• _WHAT THE TASK REQUIRES_: Check each line of the data, and copy those where "PROCESSING" appears.

(SUPPLIED DATA Opens)

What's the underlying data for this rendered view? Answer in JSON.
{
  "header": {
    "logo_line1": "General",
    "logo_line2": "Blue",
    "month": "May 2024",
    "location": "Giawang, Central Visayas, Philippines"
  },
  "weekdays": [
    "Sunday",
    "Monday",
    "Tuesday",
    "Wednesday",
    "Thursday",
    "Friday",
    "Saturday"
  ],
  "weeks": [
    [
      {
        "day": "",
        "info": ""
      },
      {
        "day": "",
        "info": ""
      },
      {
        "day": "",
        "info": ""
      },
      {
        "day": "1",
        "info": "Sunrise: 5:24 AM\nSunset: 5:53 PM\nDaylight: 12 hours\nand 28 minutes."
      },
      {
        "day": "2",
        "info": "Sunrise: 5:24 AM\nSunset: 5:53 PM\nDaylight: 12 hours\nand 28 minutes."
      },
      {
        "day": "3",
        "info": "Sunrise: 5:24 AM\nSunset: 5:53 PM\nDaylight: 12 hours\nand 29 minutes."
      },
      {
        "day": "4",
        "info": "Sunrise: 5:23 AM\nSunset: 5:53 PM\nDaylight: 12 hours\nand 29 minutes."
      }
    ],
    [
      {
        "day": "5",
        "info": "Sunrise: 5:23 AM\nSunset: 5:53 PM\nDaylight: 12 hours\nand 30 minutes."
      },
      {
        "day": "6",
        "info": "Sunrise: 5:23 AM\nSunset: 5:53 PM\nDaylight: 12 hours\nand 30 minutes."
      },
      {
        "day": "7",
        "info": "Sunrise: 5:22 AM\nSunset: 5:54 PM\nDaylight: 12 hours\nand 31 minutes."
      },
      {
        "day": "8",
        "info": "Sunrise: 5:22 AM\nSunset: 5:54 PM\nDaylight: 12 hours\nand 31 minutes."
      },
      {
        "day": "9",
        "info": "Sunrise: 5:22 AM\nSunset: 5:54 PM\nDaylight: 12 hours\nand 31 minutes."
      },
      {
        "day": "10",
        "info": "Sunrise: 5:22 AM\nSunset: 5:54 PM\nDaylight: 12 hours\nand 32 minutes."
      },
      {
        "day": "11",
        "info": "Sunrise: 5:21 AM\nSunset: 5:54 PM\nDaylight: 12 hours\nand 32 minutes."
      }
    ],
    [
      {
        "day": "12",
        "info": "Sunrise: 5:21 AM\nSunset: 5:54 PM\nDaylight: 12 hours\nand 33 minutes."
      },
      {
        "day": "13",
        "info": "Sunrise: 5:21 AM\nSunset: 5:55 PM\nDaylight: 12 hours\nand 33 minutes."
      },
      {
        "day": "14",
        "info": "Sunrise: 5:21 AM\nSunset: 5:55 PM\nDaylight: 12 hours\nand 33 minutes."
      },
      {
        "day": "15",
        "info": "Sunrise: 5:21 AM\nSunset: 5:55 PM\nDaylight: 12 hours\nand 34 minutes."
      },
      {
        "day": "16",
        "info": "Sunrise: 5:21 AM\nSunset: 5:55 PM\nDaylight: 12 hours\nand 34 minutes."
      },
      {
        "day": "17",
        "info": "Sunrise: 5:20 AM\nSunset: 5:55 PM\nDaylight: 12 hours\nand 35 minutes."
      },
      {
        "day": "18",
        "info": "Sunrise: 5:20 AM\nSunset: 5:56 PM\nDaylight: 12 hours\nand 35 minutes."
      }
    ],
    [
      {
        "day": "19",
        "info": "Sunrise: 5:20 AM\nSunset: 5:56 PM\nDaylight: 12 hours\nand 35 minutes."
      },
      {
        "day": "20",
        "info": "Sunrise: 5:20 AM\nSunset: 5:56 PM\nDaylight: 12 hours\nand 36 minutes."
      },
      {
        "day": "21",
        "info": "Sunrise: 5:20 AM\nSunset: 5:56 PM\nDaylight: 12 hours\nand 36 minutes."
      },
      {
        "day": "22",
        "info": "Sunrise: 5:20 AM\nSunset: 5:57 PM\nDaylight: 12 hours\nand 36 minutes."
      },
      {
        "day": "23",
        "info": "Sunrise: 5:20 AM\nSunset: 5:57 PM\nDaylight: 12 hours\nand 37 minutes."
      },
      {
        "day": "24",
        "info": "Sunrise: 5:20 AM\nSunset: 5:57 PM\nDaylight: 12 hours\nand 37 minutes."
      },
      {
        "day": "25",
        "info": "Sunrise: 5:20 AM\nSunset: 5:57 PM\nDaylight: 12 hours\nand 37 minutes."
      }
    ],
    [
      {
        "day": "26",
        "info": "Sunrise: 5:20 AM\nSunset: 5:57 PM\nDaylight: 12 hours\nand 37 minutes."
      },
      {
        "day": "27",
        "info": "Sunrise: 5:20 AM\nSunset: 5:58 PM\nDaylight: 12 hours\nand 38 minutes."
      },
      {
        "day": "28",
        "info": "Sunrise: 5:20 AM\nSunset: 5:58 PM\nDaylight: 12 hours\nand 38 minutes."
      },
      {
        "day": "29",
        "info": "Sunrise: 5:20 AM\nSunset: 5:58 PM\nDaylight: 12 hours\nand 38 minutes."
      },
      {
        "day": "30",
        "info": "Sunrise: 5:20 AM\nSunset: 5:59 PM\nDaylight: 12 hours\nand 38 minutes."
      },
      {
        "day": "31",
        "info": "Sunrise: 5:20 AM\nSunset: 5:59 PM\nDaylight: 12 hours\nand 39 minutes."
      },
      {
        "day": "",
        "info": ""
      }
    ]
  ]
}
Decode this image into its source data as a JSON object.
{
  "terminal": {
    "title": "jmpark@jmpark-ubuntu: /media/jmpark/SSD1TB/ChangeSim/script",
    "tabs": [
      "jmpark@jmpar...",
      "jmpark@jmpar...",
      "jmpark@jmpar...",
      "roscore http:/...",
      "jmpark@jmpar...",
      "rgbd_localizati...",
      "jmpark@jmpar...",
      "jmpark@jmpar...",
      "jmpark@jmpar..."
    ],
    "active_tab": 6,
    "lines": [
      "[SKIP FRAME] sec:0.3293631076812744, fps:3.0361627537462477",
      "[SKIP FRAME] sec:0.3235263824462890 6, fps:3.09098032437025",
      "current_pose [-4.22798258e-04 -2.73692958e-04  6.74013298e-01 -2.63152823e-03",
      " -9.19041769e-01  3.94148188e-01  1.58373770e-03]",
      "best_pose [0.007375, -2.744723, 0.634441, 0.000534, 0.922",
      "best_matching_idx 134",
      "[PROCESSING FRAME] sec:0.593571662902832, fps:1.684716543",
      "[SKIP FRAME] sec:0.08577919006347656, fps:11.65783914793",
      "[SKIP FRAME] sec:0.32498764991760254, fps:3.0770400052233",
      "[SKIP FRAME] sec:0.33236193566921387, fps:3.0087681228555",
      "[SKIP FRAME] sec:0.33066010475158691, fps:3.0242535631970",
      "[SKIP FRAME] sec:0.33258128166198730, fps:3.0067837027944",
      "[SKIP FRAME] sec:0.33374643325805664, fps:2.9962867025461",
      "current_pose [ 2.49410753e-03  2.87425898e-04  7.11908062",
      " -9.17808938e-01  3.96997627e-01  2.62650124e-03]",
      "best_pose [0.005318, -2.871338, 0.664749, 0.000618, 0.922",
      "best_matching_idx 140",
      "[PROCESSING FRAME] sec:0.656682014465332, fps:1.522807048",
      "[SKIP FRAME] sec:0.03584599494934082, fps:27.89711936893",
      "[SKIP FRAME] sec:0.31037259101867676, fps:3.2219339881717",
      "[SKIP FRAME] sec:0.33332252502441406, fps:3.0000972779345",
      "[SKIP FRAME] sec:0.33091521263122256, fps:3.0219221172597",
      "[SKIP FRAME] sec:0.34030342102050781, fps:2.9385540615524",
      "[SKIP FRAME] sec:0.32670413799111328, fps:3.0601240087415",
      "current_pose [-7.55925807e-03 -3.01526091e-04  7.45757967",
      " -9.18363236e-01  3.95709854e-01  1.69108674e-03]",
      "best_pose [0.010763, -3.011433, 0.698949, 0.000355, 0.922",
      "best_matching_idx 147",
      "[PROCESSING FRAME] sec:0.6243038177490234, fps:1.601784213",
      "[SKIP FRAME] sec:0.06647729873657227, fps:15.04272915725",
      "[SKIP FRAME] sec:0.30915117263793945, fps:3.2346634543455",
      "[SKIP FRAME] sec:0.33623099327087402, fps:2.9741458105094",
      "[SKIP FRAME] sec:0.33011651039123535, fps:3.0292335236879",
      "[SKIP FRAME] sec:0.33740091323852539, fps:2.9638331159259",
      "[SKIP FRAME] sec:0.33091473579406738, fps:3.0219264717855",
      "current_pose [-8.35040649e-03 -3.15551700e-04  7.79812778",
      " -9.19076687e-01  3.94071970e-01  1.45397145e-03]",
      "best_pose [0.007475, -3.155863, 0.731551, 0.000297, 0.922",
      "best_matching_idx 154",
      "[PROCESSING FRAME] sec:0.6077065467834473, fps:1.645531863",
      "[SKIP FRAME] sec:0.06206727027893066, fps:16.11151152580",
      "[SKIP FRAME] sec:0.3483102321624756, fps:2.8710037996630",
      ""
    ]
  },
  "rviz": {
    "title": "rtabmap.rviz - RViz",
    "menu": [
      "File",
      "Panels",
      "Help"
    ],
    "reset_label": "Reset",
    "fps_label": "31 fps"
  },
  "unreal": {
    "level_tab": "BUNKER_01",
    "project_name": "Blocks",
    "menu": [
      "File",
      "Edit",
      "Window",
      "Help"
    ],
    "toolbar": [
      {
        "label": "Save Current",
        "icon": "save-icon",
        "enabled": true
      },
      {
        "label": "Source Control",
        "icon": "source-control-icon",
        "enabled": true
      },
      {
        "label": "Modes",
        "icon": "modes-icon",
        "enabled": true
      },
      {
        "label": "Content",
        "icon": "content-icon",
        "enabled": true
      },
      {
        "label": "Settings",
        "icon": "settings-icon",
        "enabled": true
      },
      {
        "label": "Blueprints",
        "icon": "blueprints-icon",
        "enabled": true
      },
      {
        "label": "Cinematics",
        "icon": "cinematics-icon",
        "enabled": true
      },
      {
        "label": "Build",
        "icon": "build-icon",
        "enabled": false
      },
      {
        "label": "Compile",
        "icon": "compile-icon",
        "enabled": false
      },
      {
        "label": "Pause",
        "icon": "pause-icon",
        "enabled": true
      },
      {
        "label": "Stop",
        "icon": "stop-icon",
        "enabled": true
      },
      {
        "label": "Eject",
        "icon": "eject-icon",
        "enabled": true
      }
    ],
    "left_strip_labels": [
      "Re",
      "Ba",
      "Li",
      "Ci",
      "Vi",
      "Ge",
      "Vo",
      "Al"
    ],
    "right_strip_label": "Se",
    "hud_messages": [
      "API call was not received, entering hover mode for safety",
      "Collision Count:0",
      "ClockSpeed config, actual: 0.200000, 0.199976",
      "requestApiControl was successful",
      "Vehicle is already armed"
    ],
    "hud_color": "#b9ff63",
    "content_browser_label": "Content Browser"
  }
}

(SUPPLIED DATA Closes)

• _TASK SOLUTION_:
      "[PROCESSING FRAME] sec:0.593571662902832, fps:1.684716543",
      "[PROCESSING FRAME] sec:0.656682014465332, fps:1.522807048",
      "[PROCESSING FRAME] sec:0.6243038177490234, fps:1.601784213",
      "[PROCESSING FRAME] sec:0.6077065467834473, fps:1.645531863",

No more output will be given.